----- DATA FOR PROCESSING

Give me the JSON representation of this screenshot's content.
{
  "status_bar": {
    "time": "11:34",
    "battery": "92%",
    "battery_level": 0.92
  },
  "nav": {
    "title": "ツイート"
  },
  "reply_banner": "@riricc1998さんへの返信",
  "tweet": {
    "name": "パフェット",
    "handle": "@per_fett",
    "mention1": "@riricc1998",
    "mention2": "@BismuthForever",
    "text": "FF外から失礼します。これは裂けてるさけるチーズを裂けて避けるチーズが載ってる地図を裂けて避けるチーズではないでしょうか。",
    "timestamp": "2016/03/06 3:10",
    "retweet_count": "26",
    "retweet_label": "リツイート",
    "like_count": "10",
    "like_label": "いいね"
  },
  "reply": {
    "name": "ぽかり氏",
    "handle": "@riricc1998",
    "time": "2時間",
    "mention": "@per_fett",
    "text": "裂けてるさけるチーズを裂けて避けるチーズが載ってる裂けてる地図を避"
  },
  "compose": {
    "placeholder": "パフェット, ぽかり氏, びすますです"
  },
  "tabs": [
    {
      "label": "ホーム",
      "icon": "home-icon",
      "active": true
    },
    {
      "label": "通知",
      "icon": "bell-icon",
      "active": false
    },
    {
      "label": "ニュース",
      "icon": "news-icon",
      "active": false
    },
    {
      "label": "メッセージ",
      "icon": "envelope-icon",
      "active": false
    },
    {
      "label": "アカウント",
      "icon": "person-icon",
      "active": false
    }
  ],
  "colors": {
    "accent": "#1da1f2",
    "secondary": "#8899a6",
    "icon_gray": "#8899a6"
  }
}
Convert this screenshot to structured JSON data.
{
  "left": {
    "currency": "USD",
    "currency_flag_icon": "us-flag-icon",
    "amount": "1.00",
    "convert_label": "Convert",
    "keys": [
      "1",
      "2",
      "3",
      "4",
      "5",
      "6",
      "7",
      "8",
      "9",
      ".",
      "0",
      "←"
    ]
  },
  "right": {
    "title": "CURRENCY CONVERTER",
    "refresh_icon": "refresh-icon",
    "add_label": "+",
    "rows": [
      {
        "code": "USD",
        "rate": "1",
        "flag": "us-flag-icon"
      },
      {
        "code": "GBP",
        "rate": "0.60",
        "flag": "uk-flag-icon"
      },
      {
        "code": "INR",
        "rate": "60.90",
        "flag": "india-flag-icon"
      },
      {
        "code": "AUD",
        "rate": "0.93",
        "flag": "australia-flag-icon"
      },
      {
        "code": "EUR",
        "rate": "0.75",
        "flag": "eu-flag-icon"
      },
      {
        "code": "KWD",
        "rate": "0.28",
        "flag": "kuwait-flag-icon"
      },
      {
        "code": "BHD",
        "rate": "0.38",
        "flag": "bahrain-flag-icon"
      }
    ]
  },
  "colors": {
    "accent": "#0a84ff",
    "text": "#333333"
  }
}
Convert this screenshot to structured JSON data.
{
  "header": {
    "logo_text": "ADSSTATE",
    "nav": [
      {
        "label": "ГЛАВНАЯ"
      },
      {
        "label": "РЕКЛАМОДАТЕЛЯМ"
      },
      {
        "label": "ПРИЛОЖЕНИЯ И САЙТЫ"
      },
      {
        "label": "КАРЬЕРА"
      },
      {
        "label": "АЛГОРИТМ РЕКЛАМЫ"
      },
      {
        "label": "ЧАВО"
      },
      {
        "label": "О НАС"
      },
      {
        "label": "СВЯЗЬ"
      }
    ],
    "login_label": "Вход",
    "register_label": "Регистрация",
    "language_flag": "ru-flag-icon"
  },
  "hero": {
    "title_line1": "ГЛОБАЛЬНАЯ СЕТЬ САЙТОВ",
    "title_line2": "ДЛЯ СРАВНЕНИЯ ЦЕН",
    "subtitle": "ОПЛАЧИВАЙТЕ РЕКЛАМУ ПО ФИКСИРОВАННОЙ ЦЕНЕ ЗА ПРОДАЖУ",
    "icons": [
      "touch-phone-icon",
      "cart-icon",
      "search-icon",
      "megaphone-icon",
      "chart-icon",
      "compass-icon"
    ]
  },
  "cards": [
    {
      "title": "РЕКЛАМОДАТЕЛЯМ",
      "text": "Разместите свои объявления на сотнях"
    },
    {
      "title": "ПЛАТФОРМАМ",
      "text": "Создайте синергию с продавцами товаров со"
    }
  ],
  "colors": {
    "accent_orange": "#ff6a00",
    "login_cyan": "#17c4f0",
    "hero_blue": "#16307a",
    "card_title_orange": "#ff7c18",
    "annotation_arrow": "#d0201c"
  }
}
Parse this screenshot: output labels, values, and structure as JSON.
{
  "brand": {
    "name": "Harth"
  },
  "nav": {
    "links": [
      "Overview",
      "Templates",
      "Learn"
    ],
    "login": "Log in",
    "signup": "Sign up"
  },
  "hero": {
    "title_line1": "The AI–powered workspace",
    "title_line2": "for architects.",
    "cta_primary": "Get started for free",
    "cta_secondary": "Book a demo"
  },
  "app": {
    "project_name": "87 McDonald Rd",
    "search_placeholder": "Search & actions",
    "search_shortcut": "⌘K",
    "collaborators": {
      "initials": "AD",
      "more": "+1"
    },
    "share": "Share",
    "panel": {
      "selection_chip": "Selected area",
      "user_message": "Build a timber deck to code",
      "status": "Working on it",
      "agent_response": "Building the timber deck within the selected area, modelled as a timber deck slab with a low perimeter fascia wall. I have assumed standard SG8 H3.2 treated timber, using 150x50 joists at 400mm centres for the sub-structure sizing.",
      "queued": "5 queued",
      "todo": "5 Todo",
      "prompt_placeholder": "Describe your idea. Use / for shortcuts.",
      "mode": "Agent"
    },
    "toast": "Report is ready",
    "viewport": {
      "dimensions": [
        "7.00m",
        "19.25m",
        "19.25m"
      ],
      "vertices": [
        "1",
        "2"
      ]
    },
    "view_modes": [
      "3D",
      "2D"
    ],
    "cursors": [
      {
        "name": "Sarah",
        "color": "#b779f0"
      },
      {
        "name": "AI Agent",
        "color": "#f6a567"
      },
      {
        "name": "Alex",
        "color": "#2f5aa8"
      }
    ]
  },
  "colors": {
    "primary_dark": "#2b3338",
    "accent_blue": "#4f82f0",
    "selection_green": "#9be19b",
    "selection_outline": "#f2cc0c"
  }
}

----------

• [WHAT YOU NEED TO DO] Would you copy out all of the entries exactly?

• [EXERCISE SOLUTION]
Give me the JSON representation of this screenshot's content.
{
  "status_bar": {
    "time": "11:34",
    "battery": "92%",
    "battery_level": 0.92
  },
  "nav": {
    "title": "ツイート"
  },
  "reply_banner": "@riricc1998さんへの返信",
  "tweet": {
    "name": "パフェット",
    "handle": "@per_fett",
    "mention1": "@riricc1998",
    "mention2": "@BismuthForever",
    "text": "FF外から失礼します。これは裂けてるさけるチーズを裂けて避けるチーズが載ってる地図を裂けて避けるチーズではないでしょうか。",
    "timestamp": "2016/03/06 3:10",
    "retweet_count": "26",
    "retweet_label": "リツイート",
    "like_count": "10",
    "like_label": "いいね"
  },
  "reply": {
    "name": "ぽかり氏",
    "handle": "@riricc1998",
    "time": "2時間",
    "mention": "@per_fett",
    "text": "裂けてるさけるチーズを裂けて避けるチーズが載ってる裂けてる地図を避"
  },
  "compose": {
    "placeholder": "パフェット, ぽかり氏, びすますです"
  },
  "tabs": [
    {
      "label": "ホーム",
      "icon": "home-icon",
      "active": true
    },
    {
      "label": "通知",
      "icon": "bell-icon",
      "active": false
    },
    {
      "label": "ニュース",
      "icon": "news-icon",
      "active": false
    },
    {
      "label": "メッセージ",
      "icon": "envelope-icon",
      "active": false
    },
    {
      "label": "アカウント",
      "icon": "person-icon",
      "active": false
    }
  ],
  "colors": {
    "accent": "#1da1f2",
    "secondary": "#8899a6",
    "icon_gray": "#8899a6"
  }
}
Convert this screenshot to structured JSON data.
{
  "left": {
    "currency": "USD",
    "currency_flag_icon": "us-flag-icon",
    "amount": "1.00",
    "convert_label": "Convert",
    "keys": [
      "1",
      "2",
      "3",
      "4",
      "5",
      "6",
      "7",
      "8",
      "9",
      ".",
      "0",
      "←"
    ]
  },
  "right": {
    "title": "CURRENCY CONVERTER",
    "refresh_icon": "refresh-icon",
    "add_label": "+",
    "rows": [
      {
        "code": "USD",
        "rate": "1",
        "flag": "us-flag-icon"
      },
      {
        "code": "GBP",
        "rate": "0.60",
        "flag": "uk-flag-icon"
      },
      {
        "code": "INR",
        "rate": "60.90",
        "flag": "india-flag-icon"
      },
      {
        "code": "AUD",
        "rate": "0.93",
        "flag": "australia-flag-icon"
      },
      {
        "code": "EUR",
        "rate": "0.75",
        "flag": "eu-flag-icon"
      },
      {
        "code": "KWD",
        "rate": "0.28",
        "flag": "kuwait-flag-icon"
      },
      {
        "code": "BHD",
        "rate": "0.38",
        "flag": "bahrain-flag-icon"
      }
    ]
  },
  "colors": {
    "accent": "#0a84ff",
    "text": "#333333"
  }
}
Convert this screenshot to structured JSON data.
{
  "header": {
    "logo_text": "ADSSTATE",
    "nav": [
      {
        "label": "ГЛАВНАЯ"
      },
      {
        "label": "РЕКЛАМОДАТЕЛЯМ"
      },
      {
        "label": "ПРИЛОЖЕНИЯ И САЙТЫ"
      },
      {
        "label": "КАРЬЕРА"
      },
      {
        "label": "АЛГОРИТМ РЕКЛАМЫ"
      },
      {
        "label": "ЧАВО"
      },
      {
        "label": "О НАС"
      },
      {
        "label": "СВЯЗЬ"
      }
    ],
    "login_label": "Вход",
    "register_label": "Регистрация",
    "language_flag": "ru-flag-icon"
  },
  "hero": {
    "title_line1": "ГЛОБАЛЬНАЯ СЕТЬ САЙТОВ",
    "title_line2": "ДЛЯ СРАВНЕНИЯ ЦЕН",
    "subtitle": "ОПЛАЧИВАЙТЕ РЕКЛАМУ ПО ФИКСИРОВАННОЙ ЦЕНЕ ЗА ПРОДАЖУ",
    "icons": [
      "touch-phone-icon",
      "cart-icon",
      "search-icon",
      "megaphone-icon",
      "chart-icon",
      "compass-icon"
    ]
  },
  "cards": [
    {
      "title": "РЕКЛАМОДАТЕЛЯМ",
      "text": "Разместите свои объявления на сотнях"
    },
    {
      "title": "ПЛАТФОРМАМ",
      "text": "Создайте синергию с продавцами товаров со"
    }
  ],
  "colors": {
    "accent_orange": "#ff6a00",
    "login_cyan": "#17c4f0",
    "hero_blue": "#16307a",
    "card_title_orange": "#ff7c18",
    "annotation_arrow": "#d0201c"
  }
}
Parse this screenshot: output labels, values, and structure as JSON.
{
  "brand": {
    "name": "Harth"
  },
  "nav": {
    "links": [
      "Overview",
      "Templates",
      "Learn"
    ],
    "login": "Log in",
    "signup": "Sign up"
  },
  "hero": {
    "title_line1": "The AI–powered workspace",
    "title_line2": "for architects.",
    "cta_primary": "Get started for free",
    "cta_secondary": "Book a demo"
  },
  "app": {
    "project_name": "87 McDonald Rd",
    "search_placeholder": "Search & actions",
    "search_shortcut": "⌘K",
    "collaborators": {
      "initials": "AD",
      "more": "+1"
    },
    "share": "Share",
    "panel": {
      "selection_chip": "Selected area",
      "user_message": "Build a timber deck to code",
      "status": "Working on it",
      "agent_response": "Building the timber deck within the selected area, modelled as a timber deck slab with a low perimeter fascia wall. I have assumed standard SG8 H3.2 treated timber, using 150x50 joists at 400mm centres for the sub-structure sizing.",
      "queued": "5 queued",
      "todo": "5 Todo",
      "prompt_placeholder": "Describe your idea. Use / for shortcuts.",
      "mode": "Agent"
    },
    "toast": "Report is ready",
    "viewport": {
      "dimensions": [
        "7.00m",
        "19.25m",
        "19.25m"
      ],
      "vertices": [
        "1",
        "2"
      ]
    },
    "view_modes": [
      "3D",
      "2D"
    ],
    "cursors": [
      {
        "name": "Sarah",
        "color": "#b779f0"
      },
      {
        "name": "AI Agent",
        "color": "#f6a567"
      },
      {
        "name": "Alex",
        "color": "#2f5aa8"
      }
    ]
  },
  "colors": {
    "primary_dark": "#2b3338",
    "accent_blue": "#4f82f0",
    "selection_green": "#9be19b",
    "selection_outline": "#f2cc0c"
  }
}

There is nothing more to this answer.